Curley’s wife’s death had a profound impact on the novel’s characters, most notably Curley and George. Curley is consumed with sadness and anger, while George is left feeling numb and helpless. The two men react in very different ways to the tragedy, but both are deeply affected by it.
Curley’s wife’s character analysis
Curley’s wife, like the other players in the novel, is a complex character. She is never given a name and is only referred to as Curley’s wife. Steinbeck does this to make her seem more like a possession or an object than a human being. From the very beginning, she is portrayed as a troublemaker. Curley’s wife is flirtatious and provokes the men on the ranch, which eventually leads to her death.

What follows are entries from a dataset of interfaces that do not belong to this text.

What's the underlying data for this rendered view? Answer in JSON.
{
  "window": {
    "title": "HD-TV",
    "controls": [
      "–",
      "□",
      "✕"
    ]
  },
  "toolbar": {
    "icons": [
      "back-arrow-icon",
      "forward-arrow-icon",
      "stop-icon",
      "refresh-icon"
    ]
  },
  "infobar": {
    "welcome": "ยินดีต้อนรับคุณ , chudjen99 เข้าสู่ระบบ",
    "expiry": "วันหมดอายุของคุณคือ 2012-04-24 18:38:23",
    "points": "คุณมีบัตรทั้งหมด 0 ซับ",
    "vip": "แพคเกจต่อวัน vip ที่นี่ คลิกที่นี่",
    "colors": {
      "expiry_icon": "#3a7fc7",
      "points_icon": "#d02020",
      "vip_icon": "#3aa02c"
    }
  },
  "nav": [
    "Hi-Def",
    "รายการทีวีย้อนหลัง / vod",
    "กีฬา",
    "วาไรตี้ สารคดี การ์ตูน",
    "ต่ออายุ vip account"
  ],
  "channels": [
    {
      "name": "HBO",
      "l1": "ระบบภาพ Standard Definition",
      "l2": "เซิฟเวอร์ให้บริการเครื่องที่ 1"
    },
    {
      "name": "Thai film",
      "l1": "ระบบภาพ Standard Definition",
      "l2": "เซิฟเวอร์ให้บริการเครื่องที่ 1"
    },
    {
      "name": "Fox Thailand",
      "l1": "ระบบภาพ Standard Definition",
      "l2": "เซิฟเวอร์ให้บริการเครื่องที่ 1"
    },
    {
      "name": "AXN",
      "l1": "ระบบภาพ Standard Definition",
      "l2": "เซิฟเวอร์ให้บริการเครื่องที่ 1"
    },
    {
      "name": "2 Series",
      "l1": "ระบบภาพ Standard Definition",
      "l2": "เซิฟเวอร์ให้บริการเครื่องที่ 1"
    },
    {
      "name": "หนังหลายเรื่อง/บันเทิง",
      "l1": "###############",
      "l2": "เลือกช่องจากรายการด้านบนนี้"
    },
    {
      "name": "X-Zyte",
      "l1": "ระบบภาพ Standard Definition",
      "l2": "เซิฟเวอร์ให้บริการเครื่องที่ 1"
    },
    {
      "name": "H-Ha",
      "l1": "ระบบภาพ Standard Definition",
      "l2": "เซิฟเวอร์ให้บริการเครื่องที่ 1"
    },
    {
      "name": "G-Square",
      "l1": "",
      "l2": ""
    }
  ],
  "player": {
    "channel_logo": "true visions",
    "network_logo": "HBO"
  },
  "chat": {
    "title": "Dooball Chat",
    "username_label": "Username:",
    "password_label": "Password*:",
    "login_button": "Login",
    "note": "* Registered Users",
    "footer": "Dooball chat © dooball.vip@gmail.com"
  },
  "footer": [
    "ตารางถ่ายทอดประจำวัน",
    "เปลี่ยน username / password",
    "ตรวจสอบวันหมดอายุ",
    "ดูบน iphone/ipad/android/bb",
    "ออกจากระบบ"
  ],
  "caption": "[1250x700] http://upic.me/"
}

While it is clear that Curley’s wife is not happy in her marriage, it is less clear if she was forced into it. Some believe that she was forced into marriage by her parents, while others believe that she married Curley willingly. However, given the circumstances of her life, it seems more likely that she was forced into marriage.
Curley’s wife’s role in the novel
Steinbeck portrays Curley’s wife as a victim. She is never given a name, which could symbolize how she is trapped and how her identity has been taken away. She is obviously not happy in her marriage to Curley, and she dreams of a better life. However, she is stuck in a loveless marriage to a man who does not care about her and does not treat her well.
The significance of Curley’s wife in the novel
Curley’s wife is a significant character in the novel for a number of reasons. One reason is that she is the only woman in the novel, which makes her a symbol of femininity in a world that is otherwise dominated by men. Her interactions with the other characters also reveal a lot about the relationships between men and women in the novel. For example, her relationship with Curley is often seen as an abusive one, which highlights the power dynamics between men and women.